So with all these alternatives why does the application form persist?

It is easier to process – it is in date at the point of a decision (unlike platforms); it consistently gathers everything that is needed for a decision (unlike letters); everyone provides the same information which can be imported and analysed in databases; it includes a signature so can be a declaration of truth and accuracy as well as permission to store data and take up references.

It supports fairness – gathering the same information in a uniform format makes it clear what information is wanted and makes it easier to make comparisons and judgements based on evidence. Inviting applications means you are open to groups you don’t yet know about. It is not just about who can tell a good story or present well. And although they do take time to do well, they probably take less time than making a film or being present for a pitch, so are more accessible for those on limited resources.

There are still things that funders can do to improve the application process. For example, only asking for information that will definitely be used; not asking for documents that are already on the charity commission website; being very clear what information is being sought and why. And an eye also needs to be kept on whether the alternative approaches become better for user-led or smaller groups, or ease the burden on fundraisers and applicants. But in the meantime, it looks as if application forms, for good reason, are here to stay.

Emma Beeston Consultancy advises funders and philanthropists on giving strategies and processes; researching and scoping options; selecting causes and charities; assessments and impact monitoring.;; emmabeeston01

Friday, 28 April 2017

The head and heart of philanthropy

I sing in a community choir and one of the songs in our repertoire is ‘Bread and Roses’.

“Hearts starve as well as bodies
Give us bread, but give us roses”

This comes from a protest poem by James Oppenheim and has been set to music many times including by John Denver. Although singing is an escape from work, this particular song always gets me thinking about philanthropy.

Philanthropy is often framed as oppositional: either ruled by the heart or by the head. At one extreme, donors are characterised as easily moved by emotive stories and thoughtlessly giving money to whatever causes they care about. At the other end philanthropists are described as dispassionate and objective, keen on impact and effectiveness and looking to scale up social change using business approaches and technology.

But of course, the truth lies somewhere in the middle. What’s the point of effectiveness without understanding and compassion? And money given just with the heart can be a missed opportunity to fund something else with greater impact.
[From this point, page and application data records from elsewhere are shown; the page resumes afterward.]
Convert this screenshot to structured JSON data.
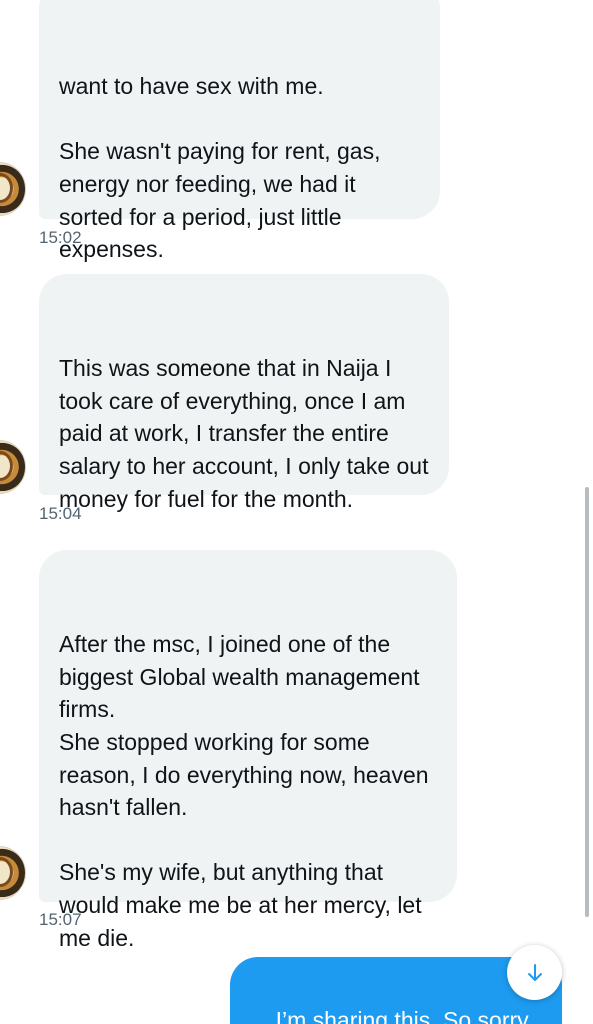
{
  "messages": [
    {
      "text": "want to have sex with me.\n\nShe wasn't paying for rent, gas, energy nor feeding, we had it sorted for a period, just little expenses.",
      "time": "15:02"
    },
    {
      "text": "This was someone that in Naija I took care of everything, once I am paid at work, I transfer the entire salary to her account, I only take out money for fuel for the month.",
      "time": "15:04"
    },
    {
      "text": "After the msc, I joined one of the biggest Global wealth management firms.\nShe stopped working for some reason, I do everything now, heaven hasn't fallen.\n\nShe's my wife, but anything that would make me be at her mercy, let me die.",
      "time": "15:07"
    }
  ],
  "sent": {
    "text": "I’m sharing this. So sorry.\nUnbelievable"
  },
  "icons": {
    "scroll_down": "arrow-down-icon"
  },
  "colors": {
    "received_bubble": "#eff3f4",
    "sent_bubble": "#1d9bf0",
    "accent": "#1d9bf0",
    "timestamp": "#536471"
  }
}
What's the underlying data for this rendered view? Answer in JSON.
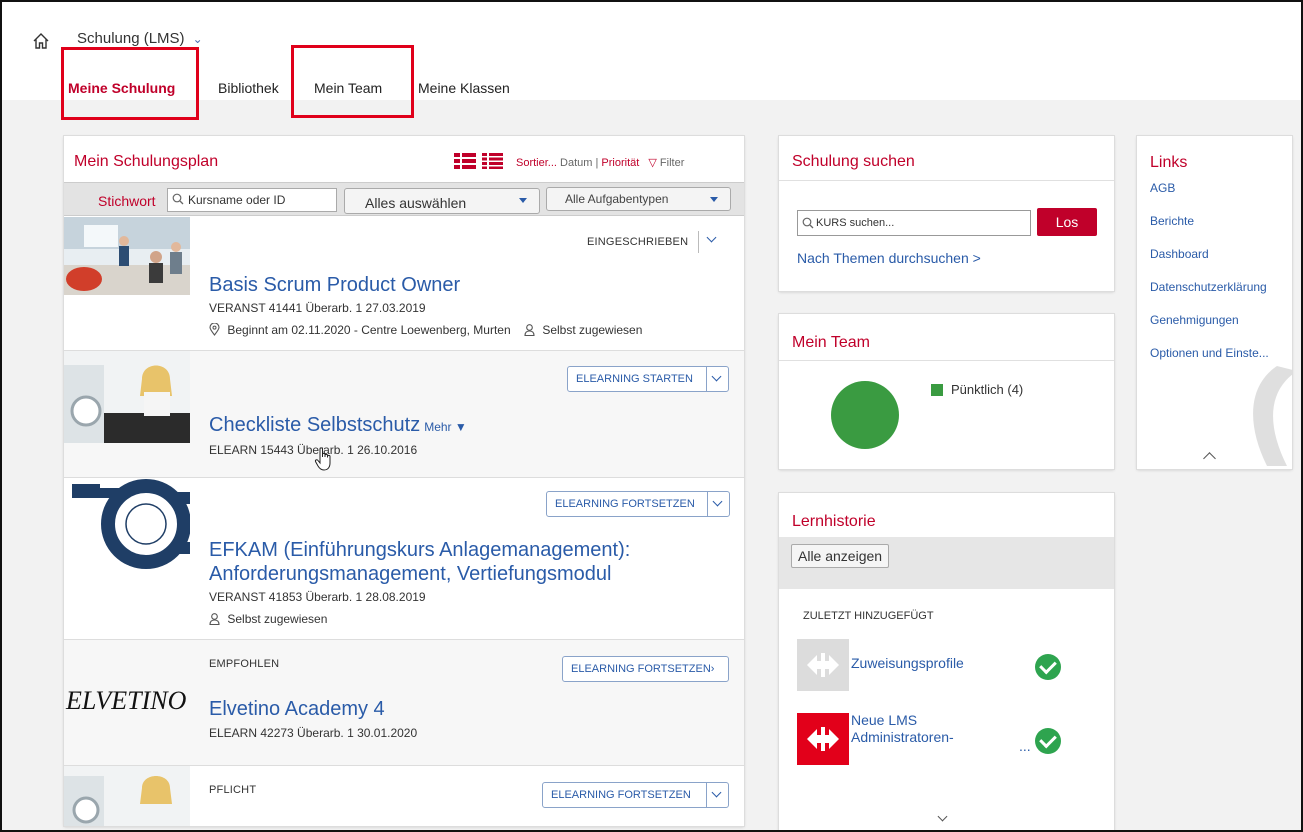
{
  "header": {
    "home_icon": "home-icon",
    "app_title": "Schulung (LMS)",
    "tabs": [
      {
        "label": "Meine Schulung",
        "active": true
      },
      {
        "label": "Bibliothek",
        "active": false
      },
      {
        "label": "Mein Team",
        "active": false
      },
      {
        "label": "Meine Klassen",
        "active": false
      }
    ]
  },
  "plan": {
    "title": "Mein Schulungsplan",
    "sort_label": "Sortier...",
    "sort_datum": "Datum",
    "sort_sep": "|",
    "sort_prioritaet": "Priorität",
    "filter_label": "Filter",
    "stichwort_label": "Stichwort",
    "search_placeholder": "Kursname oder ID",
    "select_all": "Alles auswählen",
    "task_types": "Alle Aufgabentypen",
    "courses": [
      {
        "status": "EINGESCHRIEBEN",
        "title": "Basis Scrum Product Owner",
        "meta": "VERANST 41441 Überarb. 1 27.03.2019",
        "location": "Beginnt am 02.11.2020 - Centre Loewenberg, Murten",
        "assigned": "Selbst zugewiesen"
      },
      {
        "button": "ELEARNING STARTEN",
        "title": "Checkliste Selbstschutz",
        "mehr": "Mehr ▼",
        "meta": "ELEARN 15443 Überarb. 1 26.10.2016"
      },
      {
        "button": "ELEARNING FORTSETZEN",
        "title_line1": "EFKAM (Einführungskurs Anlagemanagement):",
        "title_line2": "Anforderungsmanagement, Vertiefungsmodul",
        "meta": "VERANST 41853 Überarb. 1 28.08.2019",
        "assigned": "Selbst zugewiesen"
      },
      {
        "status": "EMPFOHLEN",
        "button": "ELEARNING FORTSETZEN",
        "logo_text": "ELVETINO",
        "title": "Elvetino Academy 4",
        "meta": "ELEARN 42273 Überarb. 1 30.01.2020"
      },
      {
        "status": "PFLICHT",
        "button": "ELEARNING FORTSETZEN"
      }
    ]
  },
  "suchen": {
    "title": "Schulung suchen",
    "placeholder": "KURS suchen...",
    "button": "Los",
    "themen": "Nach Themen durchsuchen >"
  },
  "team": {
    "title": "Mein Team",
    "legend": "Pünktlich (4)",
    "chart_data": {
      "type": "pie",
      "categories": [
        "Pünktlich"
      ],
      "values": [
        4
      ],
      "colors": [
        "#3a9b41"
      ]
    }
  },
  "history": {
    "title": "Lernhistorie",
    "show_all": "Alle anzeigen",
    "recent_label": "ZULETZT HINZUGEFÜGT",
    "items": [
      {
        "title": "Zuweisungsprofile"
      },
      {
        "title_line1": "Neue LMS",
        "title_line2": "Administratoren-",
        "ellipsis": "..."
      }
    ]
  },
  "links": {
    "title": "Links",
    "items": [
      "AGB",
      "Berichte",
      "Dashboard",
      "Datenschutzerklärung",
      "Genehmigungen",
      "Optionen und Einste..."
    ]
  },
  "colors": {
    "accent_red": "#c0002a",
    "link_blue": "#2a5ba8",
    "success_green": "#2ea44f"
  }
}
Paul Connelly puts this across really well in his article ‘The Best of the Humanistic and Technocratic: Why Philanthropy Requires a Balance’ – the answer is to recognise the strength in both approaches.

As a Philanthropy Advisor, my role is often about stepping in to correct any imbalance. This could mean adding the head: such as researching alternatives or conducting thorough assessments. Or it could involve ensuring the human element is part of any potential solution, for example, challenging the desire for easy measurables when people’s lives are complex and chaotic.

A recent trip to the Foundling Museum in London reminded me that the head and heart have often gone together in philanthropy. Established in 1739 by philanthropist Thomas Coram, the Foundling Hospital was both the UK’s first children’s charity and first public art gallery. Coram was motivated by the plight of abandoned children but it took 17 years of campaigning and negotiating to get his hospital built. And from the start he was supported by artists – including Hogarth and Handel – who donated works and gave concerts to raise funds. Music and art was part of the children’s education and paintings lined the walls. Coram saw they needed bread – and roses too.

Emma Beeston advises philanthropists and grant makers on how best to direct their money to the causes they care about. Support includes strategy and programme design, scoping studies, assessments and monitoring visits.;; @emmabeeston01;